Three models of practice were described by Te Rau Matatini in Indigenous Insight, Inspiring Innovation - Kaupapa Māori Models of Practice Series 1. The aim was to enhance knowledge of Māori models of practice and demonstrate the strengths of Māori in Aotearoa.
1. Te Ahikaa – Elaine Ngamu
A practice model for working with methamphetamine ‘P’ users in a residential setting. The model has four aspects: raising awareness; learning and support, whānau involvement and intervention, and new possibilities.
It is based on the principles/values of:
- Whanaungatanga – make connections, engage with and get support from others
- Manaakitanga – make sure the children and taken care of and help whanau to health
- Mōhiotanga – know what you are dealing with and know when to do what
- Kaha – doing whatever it takes.
2. Tihei-wa Mauri Ora! – Teina Piripi and Vivienne Body
Informed by the writings of Rev. Māori Marsden, the “kaupapa of this framework is in the ‘knowing’ that the Māori worldview holds the knowledge for Māori to make sense of their own existence and life to begin their own healing journey”. Tihei-wa Mauri Ora is a narrative suicide risk assessment tool originally developed for at-risk teenagers.
Image credit: https://tihei-wamauriora.mystrikingly.com/
It is based on the Māori worldview of creation which has 5 realms as follows:
- Te Kore Kore – The vast mass of potential being, imbued with divine essences (conception)
- To Pō Realms – Darkness and night stages of growth and development (the child grows within the mother’s womb)
- Ki Te Whai-Ao – The realm of coming into being, critical changes and transition, glimmer of light (mother goes into labour in process of birthing)
- Ki Te-Ao Marama - The realm of light and being, this world, mortality (child is born into the realm of light)
- Tihe-wa Mauri Ora – The breath of life.
These stages of being represent any aspects of our lives that can be represented metaphorically with Māori cultural understandings of growth, development, life and being. For example, how we feel, our relationships and our health and wellbeing. By understanding the concepts and the stories behind them people can apply them to what is happening in their own lives.

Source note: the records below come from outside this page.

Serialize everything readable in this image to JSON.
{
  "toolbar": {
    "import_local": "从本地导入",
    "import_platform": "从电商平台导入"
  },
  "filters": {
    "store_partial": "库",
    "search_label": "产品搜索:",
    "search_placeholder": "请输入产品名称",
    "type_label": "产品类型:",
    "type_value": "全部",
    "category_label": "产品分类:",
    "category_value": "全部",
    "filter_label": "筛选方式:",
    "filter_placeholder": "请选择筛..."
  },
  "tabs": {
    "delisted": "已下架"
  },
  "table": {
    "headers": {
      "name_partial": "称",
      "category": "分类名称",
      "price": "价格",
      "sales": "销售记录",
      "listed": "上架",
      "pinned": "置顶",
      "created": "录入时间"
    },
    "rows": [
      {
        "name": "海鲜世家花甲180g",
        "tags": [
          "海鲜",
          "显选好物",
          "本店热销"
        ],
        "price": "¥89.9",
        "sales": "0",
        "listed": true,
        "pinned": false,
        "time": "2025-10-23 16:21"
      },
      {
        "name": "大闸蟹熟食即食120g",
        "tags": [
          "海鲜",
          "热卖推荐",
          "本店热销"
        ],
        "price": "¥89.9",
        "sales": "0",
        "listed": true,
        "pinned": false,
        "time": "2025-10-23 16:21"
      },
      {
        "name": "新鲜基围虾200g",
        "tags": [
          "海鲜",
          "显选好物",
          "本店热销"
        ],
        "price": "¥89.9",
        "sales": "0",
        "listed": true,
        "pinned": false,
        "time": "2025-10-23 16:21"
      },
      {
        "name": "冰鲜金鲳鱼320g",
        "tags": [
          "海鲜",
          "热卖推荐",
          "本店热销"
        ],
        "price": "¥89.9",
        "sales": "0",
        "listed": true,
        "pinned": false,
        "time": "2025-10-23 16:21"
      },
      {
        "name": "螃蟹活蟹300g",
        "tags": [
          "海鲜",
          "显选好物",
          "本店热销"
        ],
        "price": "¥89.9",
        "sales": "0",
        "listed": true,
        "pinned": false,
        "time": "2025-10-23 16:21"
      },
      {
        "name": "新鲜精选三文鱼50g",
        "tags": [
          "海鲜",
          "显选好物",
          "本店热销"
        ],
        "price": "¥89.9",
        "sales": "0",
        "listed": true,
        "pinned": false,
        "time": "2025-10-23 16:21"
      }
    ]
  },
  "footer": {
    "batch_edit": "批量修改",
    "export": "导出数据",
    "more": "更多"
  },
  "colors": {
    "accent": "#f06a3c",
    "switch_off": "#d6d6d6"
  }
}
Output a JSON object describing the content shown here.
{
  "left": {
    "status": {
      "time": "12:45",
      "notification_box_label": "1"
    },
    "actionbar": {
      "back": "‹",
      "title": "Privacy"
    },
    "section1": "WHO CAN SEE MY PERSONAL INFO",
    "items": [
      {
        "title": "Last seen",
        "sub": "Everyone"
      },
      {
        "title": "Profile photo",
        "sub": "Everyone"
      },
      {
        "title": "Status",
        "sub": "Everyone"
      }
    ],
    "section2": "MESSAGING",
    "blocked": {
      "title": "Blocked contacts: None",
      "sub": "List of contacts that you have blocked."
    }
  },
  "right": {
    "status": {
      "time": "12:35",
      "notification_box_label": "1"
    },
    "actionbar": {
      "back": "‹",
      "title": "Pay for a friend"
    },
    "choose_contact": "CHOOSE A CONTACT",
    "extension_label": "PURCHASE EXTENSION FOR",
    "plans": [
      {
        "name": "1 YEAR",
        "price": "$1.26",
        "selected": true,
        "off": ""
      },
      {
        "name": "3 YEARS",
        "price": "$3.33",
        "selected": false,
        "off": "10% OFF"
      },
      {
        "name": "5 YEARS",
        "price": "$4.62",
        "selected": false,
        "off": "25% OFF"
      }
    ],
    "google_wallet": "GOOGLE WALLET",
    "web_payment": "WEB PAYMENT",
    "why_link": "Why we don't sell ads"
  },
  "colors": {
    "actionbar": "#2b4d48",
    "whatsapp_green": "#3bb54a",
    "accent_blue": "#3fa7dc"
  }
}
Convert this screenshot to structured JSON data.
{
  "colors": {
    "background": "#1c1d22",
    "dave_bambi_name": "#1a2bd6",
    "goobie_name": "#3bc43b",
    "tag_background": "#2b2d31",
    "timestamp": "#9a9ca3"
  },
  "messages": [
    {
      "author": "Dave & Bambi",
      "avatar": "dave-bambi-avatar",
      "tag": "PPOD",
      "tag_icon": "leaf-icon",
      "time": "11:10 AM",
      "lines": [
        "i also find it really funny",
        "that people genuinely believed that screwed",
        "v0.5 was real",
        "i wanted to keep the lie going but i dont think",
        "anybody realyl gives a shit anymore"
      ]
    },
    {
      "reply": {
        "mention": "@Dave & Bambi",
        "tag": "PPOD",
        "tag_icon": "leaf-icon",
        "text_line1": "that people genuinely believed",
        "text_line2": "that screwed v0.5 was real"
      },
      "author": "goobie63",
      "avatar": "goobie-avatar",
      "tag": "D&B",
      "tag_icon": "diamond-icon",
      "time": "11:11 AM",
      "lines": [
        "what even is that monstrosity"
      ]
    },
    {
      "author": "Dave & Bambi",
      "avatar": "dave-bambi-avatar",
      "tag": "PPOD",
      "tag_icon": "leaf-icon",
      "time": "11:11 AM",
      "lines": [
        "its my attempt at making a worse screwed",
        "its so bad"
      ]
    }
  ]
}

It is based on the principles of:
- Whāia Te Oranga – willingness to grow/change, wellbeing
- Mātauranga Māori – provides meaning and understanding, purpose
- Kia Ū Ki Te Rongomau – healing and wellbeing.
There are no specific guidelines for its application, but further information(external link) is available.
3. Te Pito Whānau Healing Model – Kim Whaanga-Kipa and Manny Kipa
“Te Pito - As an analogy, Te Pito (umbilical cord) is the lifeline that connects us to our past and future. Te Pito provides sustenance and has the ability to protect whakapapa. It has the ability to cleanse the impurities when contaminated. However, when abused it too can become the vehicle to alter whakapapa. This is likened to the healing journey of whānau who have been impacted due to historical grief and trauma which can lead to addictions, violence and suicide. Healing needs a process of understanding what transformation means, not only to the individual, but also to the collective or whanau” (p. 17).
The kaupapa of Te Pito is about a healing model for whānau led by whānau with experience of addictions, mental health and violence. It acknowledges the process that happens when a person is transforming and learning to move from being an individual to being part of a collective. This process was seen to be missing from other practice models. Based on whakaaro Māori (Māori thinking) it is a healing model for those in addiction recovery. It acknowledges that ‘getting straight’ is one thing but there is a need to learn to live and restore relationships. It was developed to meet the ongoing need for support following treatment.
The model focuses on 5 states of being where whānau determine where they are at, at any given moment or in any given state:
- Kahupō, being a state of spiritual blindness or oppression
- Whakaoho, being the awakening, realising that change needs to occur
- Whakawātea, being about dispelling the illusion, creating a safe place to be, creating opportunity to talk together and finding support
- Te Pūtake, being a state of readiness to change
- Tū Wawata, being a state that focuses on future planning and aspirations.
The principles it is based on are:
- Whanaungatanga - restoring relationships, weaving people together
- Manaakitanga - nurture and support people to ‘be’ and ‘become’.